In order to feed the Minotaur, King Minos demanded that Athens (which owed him, for killing Minos’ son Androgeos) send seven boys and seven girls, either every year or every nine years (depending on the myth). This is where the well-known myth of Theseus picks up—Theseus goes to Crete as one of these youths, and unravels the maze with the help of the princess Ariadne and Daedalus. His killing of the Minotaur was a very popular subject in art both ancient and modern.
Theseus killing the Minotaur
From here, the story branches off in many different directions–there is Ariadne, abandoned by Theseus, then wedded to the god Dionysus, Daedalus and his son Icarus, and Theseus’ disastrous return home to Athens. But let’s stay with the Minotaur. Unlike centaurs, who were a race themselves, the Minotaur was the only one of his kind. And though we know him simply as the Minotaur, the creature had a given name too: “Asterion,” which literally means “the starry one,” perhaps signifying a link to the constellation Taurus. To me, the name has always implied a fascinating but untold interiority: was the Minotaur also, somewhat, a person? In a Catullus poem, Ariadne says that she “chose to lose [her] brother” instead of letting Theseus die. Startling to hear her call the Minotaur her brother—but of course he is. Catullus also has a lovely simile comparing the Minotaur’s tossing horns to a tree’s tossing branches, while a storm (Theseus) tears it up by the roots. I keep waiting for someone to write this myth from the Minotaur’s perspective.

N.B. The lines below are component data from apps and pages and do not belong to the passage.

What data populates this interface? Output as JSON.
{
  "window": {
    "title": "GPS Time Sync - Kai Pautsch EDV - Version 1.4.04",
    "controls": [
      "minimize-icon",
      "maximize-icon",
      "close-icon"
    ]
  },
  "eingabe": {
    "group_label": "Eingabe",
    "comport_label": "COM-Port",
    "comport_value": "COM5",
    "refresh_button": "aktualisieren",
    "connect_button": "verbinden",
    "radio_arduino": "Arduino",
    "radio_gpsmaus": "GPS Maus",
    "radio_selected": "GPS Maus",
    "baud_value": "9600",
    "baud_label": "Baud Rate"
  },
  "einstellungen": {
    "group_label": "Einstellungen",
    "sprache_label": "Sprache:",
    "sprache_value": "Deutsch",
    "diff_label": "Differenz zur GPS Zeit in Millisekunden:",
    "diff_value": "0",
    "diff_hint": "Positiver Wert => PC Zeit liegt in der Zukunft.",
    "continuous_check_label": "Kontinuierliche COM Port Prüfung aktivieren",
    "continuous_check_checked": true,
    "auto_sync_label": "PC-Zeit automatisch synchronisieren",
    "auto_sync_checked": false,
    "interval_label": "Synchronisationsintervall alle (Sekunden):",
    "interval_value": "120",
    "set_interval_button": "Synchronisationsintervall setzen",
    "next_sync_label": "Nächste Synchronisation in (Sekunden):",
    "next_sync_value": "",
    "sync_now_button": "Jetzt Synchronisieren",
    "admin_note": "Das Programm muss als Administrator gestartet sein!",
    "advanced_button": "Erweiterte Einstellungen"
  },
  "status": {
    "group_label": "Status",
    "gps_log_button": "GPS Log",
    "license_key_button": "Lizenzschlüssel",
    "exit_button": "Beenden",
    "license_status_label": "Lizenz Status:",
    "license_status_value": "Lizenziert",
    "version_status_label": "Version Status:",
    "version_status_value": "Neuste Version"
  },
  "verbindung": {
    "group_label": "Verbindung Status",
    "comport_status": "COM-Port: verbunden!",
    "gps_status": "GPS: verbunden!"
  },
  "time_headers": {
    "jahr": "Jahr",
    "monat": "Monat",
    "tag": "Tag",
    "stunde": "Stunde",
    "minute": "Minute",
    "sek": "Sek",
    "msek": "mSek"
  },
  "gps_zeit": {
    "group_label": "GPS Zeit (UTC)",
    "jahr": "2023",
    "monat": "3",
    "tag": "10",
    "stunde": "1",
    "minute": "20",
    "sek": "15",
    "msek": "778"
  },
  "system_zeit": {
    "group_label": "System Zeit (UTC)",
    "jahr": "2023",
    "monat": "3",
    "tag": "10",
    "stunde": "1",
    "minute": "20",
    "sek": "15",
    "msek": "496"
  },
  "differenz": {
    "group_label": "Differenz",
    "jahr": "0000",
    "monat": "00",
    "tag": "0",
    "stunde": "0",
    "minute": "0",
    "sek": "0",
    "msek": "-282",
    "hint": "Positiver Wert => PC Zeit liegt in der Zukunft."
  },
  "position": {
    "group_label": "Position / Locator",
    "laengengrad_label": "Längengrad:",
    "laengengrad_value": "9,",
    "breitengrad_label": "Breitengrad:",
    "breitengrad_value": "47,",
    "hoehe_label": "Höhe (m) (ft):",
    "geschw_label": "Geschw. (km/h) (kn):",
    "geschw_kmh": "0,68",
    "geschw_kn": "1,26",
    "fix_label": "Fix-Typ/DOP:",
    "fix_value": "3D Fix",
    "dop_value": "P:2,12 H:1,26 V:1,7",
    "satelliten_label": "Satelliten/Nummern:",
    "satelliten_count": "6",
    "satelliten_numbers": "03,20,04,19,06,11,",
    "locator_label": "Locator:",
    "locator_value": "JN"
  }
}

Coin from Crete showing the Minotaur, fifth century B.C.E
On that note, I just discovered a novel called “The Minotaur Takes a Cigarette Break” by Steven Sherrill which I love on title alone, and can’t wait to read. If you are looking for other adaptations of the story there are, of course, Mary Renault’s canonical retellings of the Theseus myth, “The Bull from the Sea” and “The King Must Die.” For something a bit more unusual, there is also Stephen King’s “Rose Madder” which draws on the Minotaur myth in a story about domestic violence. And for something really, really unusual there is Victor Pelevin’s “The Helmet of Horror” where the labyrinth is an internet chat-room.
A few more thoughts on the Minotaur: this story also has some interesting symbolic references. The bull was one of the symbols sacred to Crete, and there is some speculation that its famous “bull-dancers” may have been acting out parts of this myth, or that the myth derived from the practice.
Cretan Bull-Dancers, Fresco from Knossos
The myth also clearly refers back to a time when Crete, and its Minoan civilization, ruled the Mediterranean: Athens felt it must pay the tribute or be destroyed by the more powerful kingdom.
Finally, one of the strangest parts of the myth to me (and one that always bothered me as a child) was the fact that the Minotaur’s half-bull head was flesh-eating. Shouldn’t it simply be vegetarian? But then, I guess, there wouldn’t be much of a story.
Want more? Check out theoi.org’s Minotaur page. See you next week!